- WHAT THE TASK REQUIRES
From the first entry to the last, restate everything word for word and exclude pictures.

---

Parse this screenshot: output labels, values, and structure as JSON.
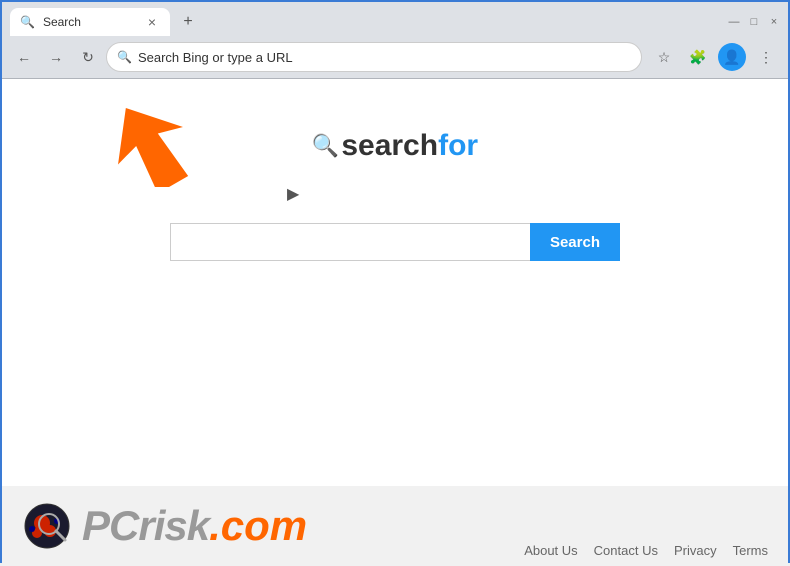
{
  "browser": {
    "tab": {
      "title": "Search",
      "close_icon": "×"
    },
    "new_tab_icon": "+",
    "window_controls": {
      "minimize": "—",
      "maximize": "□",
      "close": "×"
    },
    "address_bar": {
      "placeholder": "Search Bing or type a URL",
      "value": "Search Bing or type a URL"
    },
    "nav": {
      "back": "←",
      "forward": "→",
      "refresh": "↻",
      "search_icon": "🔍"
    }
  },
  "page": {
    "logo": {
      "icon": "🔍",
      "text_search": "search",
      "text_for": "for"
    },
    "search": {
      "input_placeholder": "",
      "button_label": "Search"
    }
  },
  "footer": {
    "links": [
      {
        "label": "About Us"
      },
      {
        "label": "Contact Us"
      },
      {
        "label": "Privacy"
      },
      {
        "label": "Terms"
      }
    ],
    "pcrisk_pc": "PC",
    "pcrisk_risk": "risk",
    "pcrisk_dotcom": ".com"
  },
  "accent_color": "#2196F3",
  "arrow_color": "#ff6600"
}
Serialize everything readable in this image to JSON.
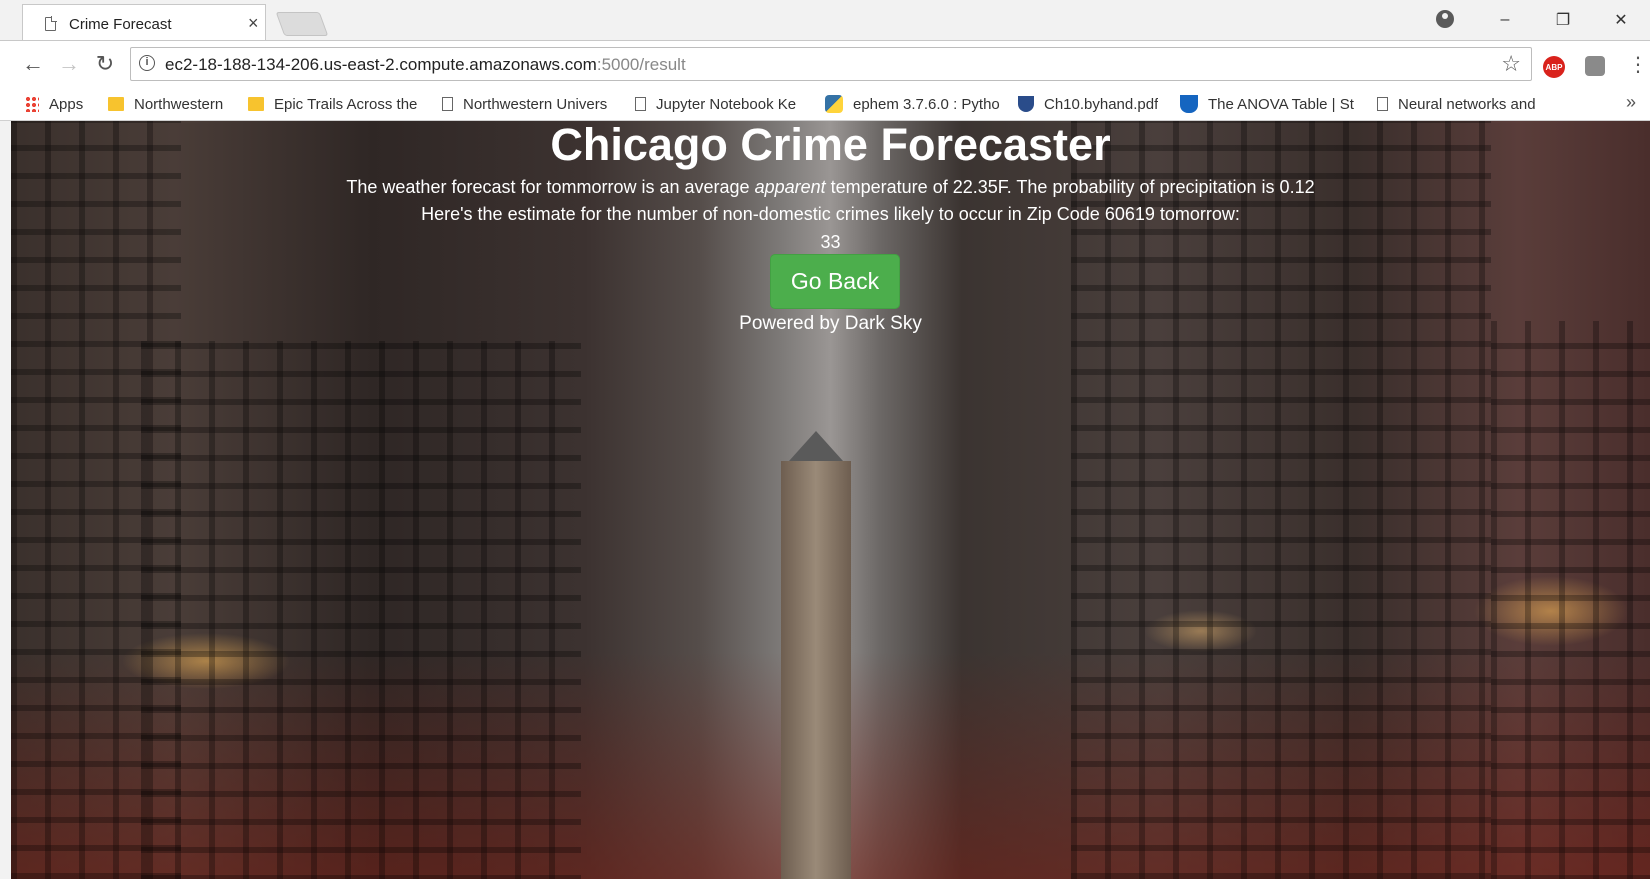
{
  "browser": {
    "tab_title": "Crime Forecast",
    "tab_close": "×",
    "url_host": "ec2-18-188-134-206.us-east-2.compute.amazonaws.com",
    "url_path": ":5000/result",
    "window_controls": {
      "minimize": "–",
      "restore": "❐",
      "close": "✕"
    },
    "abp_label": "ABP",
    "bookmarks": [
      {
        "label": "Apps",
        "icon": "apps-grid-icon"
      },
      {
        "label": "Northwestern",
        "icon": "folder-icon"
      },
      {
        "label": "Epic Trails Across the",
        "icon": "folder-icon"
      },
      {
        "label": "Northwestern Univers",
        "icon": "page-icon"
      },
      {
        "label": "Jupyter Notebook Ke",
        "icon": "page-icon"
      },
      {
        "label": "ephem 3.7.6.0 : Pytho",
        "icon": "python-icon"
      },
      {
        "label": "Ch10.byhand.pdf",
        "icon": "shield-icon"
      },
      {
        "label": "The ANOVA Table | St",
        "icon": "shield-icon"
      },
      {
        "label": "Neural networks and",
        "icon": "page-icon"
      }
    ],
    "bookmarks_more": "»"
  },
  "page": {
    "title": "Chicago Crime Forecaster",
    "weather_prefix": "The weather forecast for tommorrow is an average ",
    "weather_emph": "apparent",
    "weather_suffix": " temperature of 22.35F. The probability of precipitation is 0.12",
    "estimate_text": "Here's the estimate for the number of non-domestic crimes likely to occur in Zip Code 60619 tomorrow:",
    "crime_count": "33",
    "go_back_label": "Go Back",
    "powered_by": "Powered by Dark Sky"
  }
}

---

- SOLUTION
Parse this screenshot: output labels, values, and structure as JSON.
{
  "browser": {
    "tab": {
      "title": "Search",
      "close_icon": "×"
    },
    "new_tab_icon": "+",
    "window_controls": {
      "minimize": "—",
      "maximize": "□",
      "close": "×"
    },
    "address_bar": {
      "placeholder": "Search Bing or type a URL",
      "value": "Search Bing or type a URL"
    },
    "nav": {
      "back": "←",
      "forward": "→",
      "refresh": "↻",
      "search_icon": "🔍"
    }
  },
  "page": {
    "logo": {
      "icon": "🔍",
      "text_search": "search",
      "text_for": "for"
    },
    "search": {
      "input_placeholder": "",
      "button_label": "Search"
    }
  },
  "footer": {
    "links": [
      {
        "label": "About Us"
      },
      {
        "label": "Contact Us"
      },
      {
        "label": "Privacy"
      },
      {
        "label": "Terms"
      }
    ],
    "pcrisk_pc": "PC",
    "pcrisk_risk": "risk",
    "pcrisk_dotcom": ".com"
  },
  "accent_color": "#2196F3",
  "arrow_color": "#ff6600"
}
Serialize everything readable in this image to JSON.
{
  "browser": {
    "tab_title": "Crime Forecast",
    "tab_close": "×",
    "url_host": "ec2-18-188-134-206.us-east-2.compute.amazonaws.com",
    "url_path": ":5000/result",
    "window_controls": {
      "minimize": "–",
      "restore": "❐",
      "close": "✕"
    },
    "abp_label": "ABP",
    "bookmarks": [
      {
        "label": "Apps",
        "icon": "apps-grid-icon"
      },
      {
        "label": "Northwestern",
        "icon": "folder-icon"
      },
      {
        "label": "Epic Trails Across the",
        "icon": "folder-icon"
      },
      {
        "label": "Northwestern Univers",
        "icon": "page-icon"
      },
      {
        "label": "Jupyter Notebook Ke",
        "icon": "page-icon"
      },
      {
        "label": "ephem 3.7.6.0 : Pytho",
        "icon": "python-icon"
      },
      {
        "label": "Ch10.byhand.pdf",
        "icon": "shield-icon"
      },
      {
        "label": "The ANOVA Table | St",
        "icon": "shield-icon"
      },
      {
        "label": "Neural networks and",
        "icon": "page-icon"
      }
    ],
    "bookmarks_more": "»"
  },
  "page": {
    "title": "Chicago Crime Forecaster",
    "weather_prefix": "The weather forecast for tommorrow is an average ",
    "weather_emph": "apparent",
    "weather_suffix": " temperature of 22.35F. The probability of precipitation is 0.12",
    "estimate_text": "Here's the estimate for the number of non-domestic crimes likely to occur in Zip Code 60619 tomorrow:",
    "crime_count": "33",
    "go_back_label": "Go Back",
    "powered_by": "Powered by Dark Sky"
  }
}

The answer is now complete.